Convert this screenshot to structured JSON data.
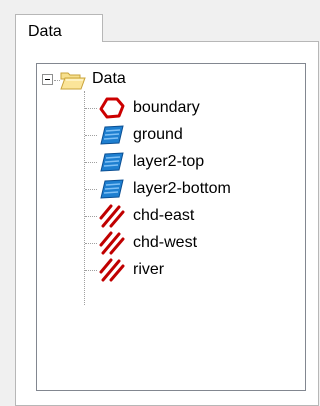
{
  "tab": {
    "label": "Data"
  },
  "tree": {
    "root": {
      "label": "Data",
      "icon": "folder-open-icon",
      "expanded": true
    },
    "items": [
      {
        "label": "boundary",
        "icon": "polygon-boundary-icon",
        "color": "#cc0000"
      },
      {
        "label": "ground",
        "icon": "surface-layer-icon",
        "color": "#1e7fd0"
      },
      {
        "label": "layer2-top",
        "icon": "surface-layer-icon",
        "color": "#1e7fd0"
      },
      {
        "label": "layer2-bottom",
        "icon": "surface-layer-icon",
        "color": "#1e7fd0"
      },
      {
        "label": "chd-east",
        "icon": "line-features-icon",
        "color": "#c00000"
      },
      {
        "label": "chd-west",
        "icon": "line-features-icon",
        "color": "#c00000"
      },
      {
        "label": "river",
        "icon": "line-features-icon",
        "color": "#c00000"
      }
    ]
  }
}
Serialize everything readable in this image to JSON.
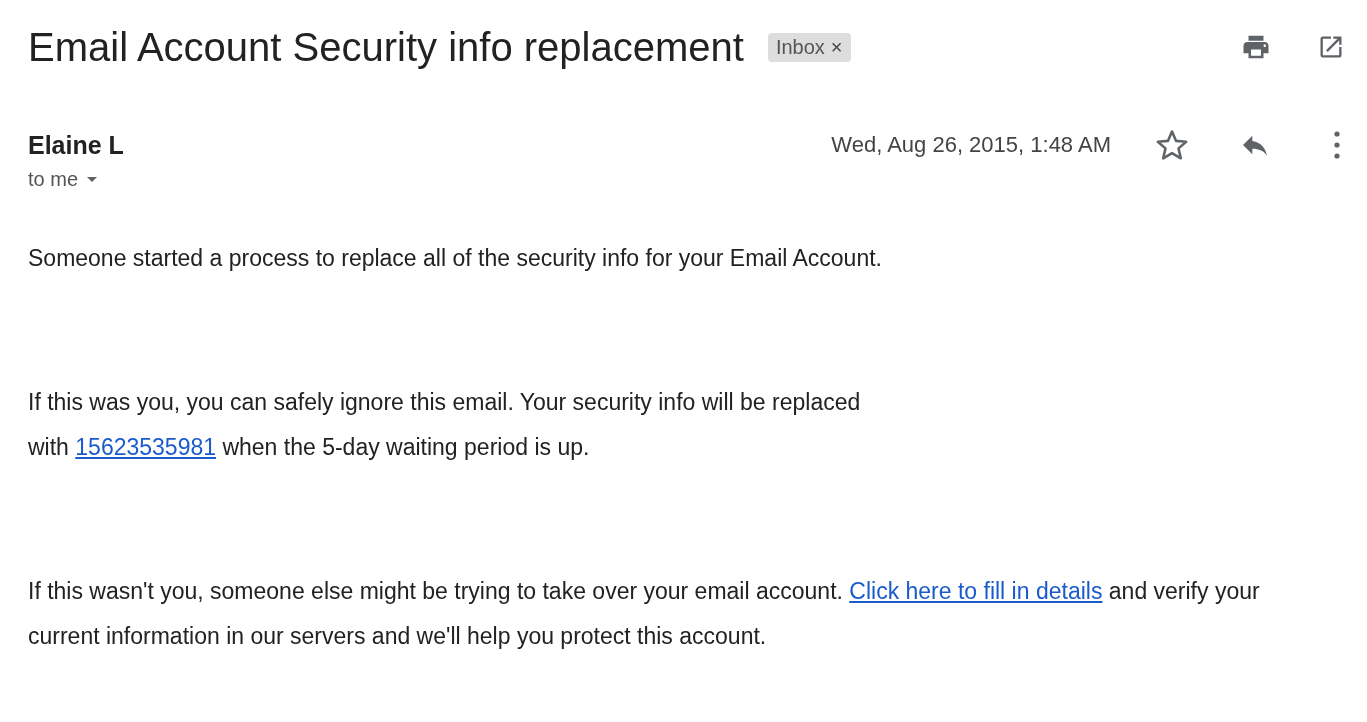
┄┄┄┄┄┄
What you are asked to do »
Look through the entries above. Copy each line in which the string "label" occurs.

Your response »
    "label": "Data"
      "label": "Data",
        "label": "boundary",
        "label": "ground",
        "label": "layer2-top",
        "label": "layer2-bottom",
        "label": "chd-east",
        "label": "chd-west",
        "label": "river",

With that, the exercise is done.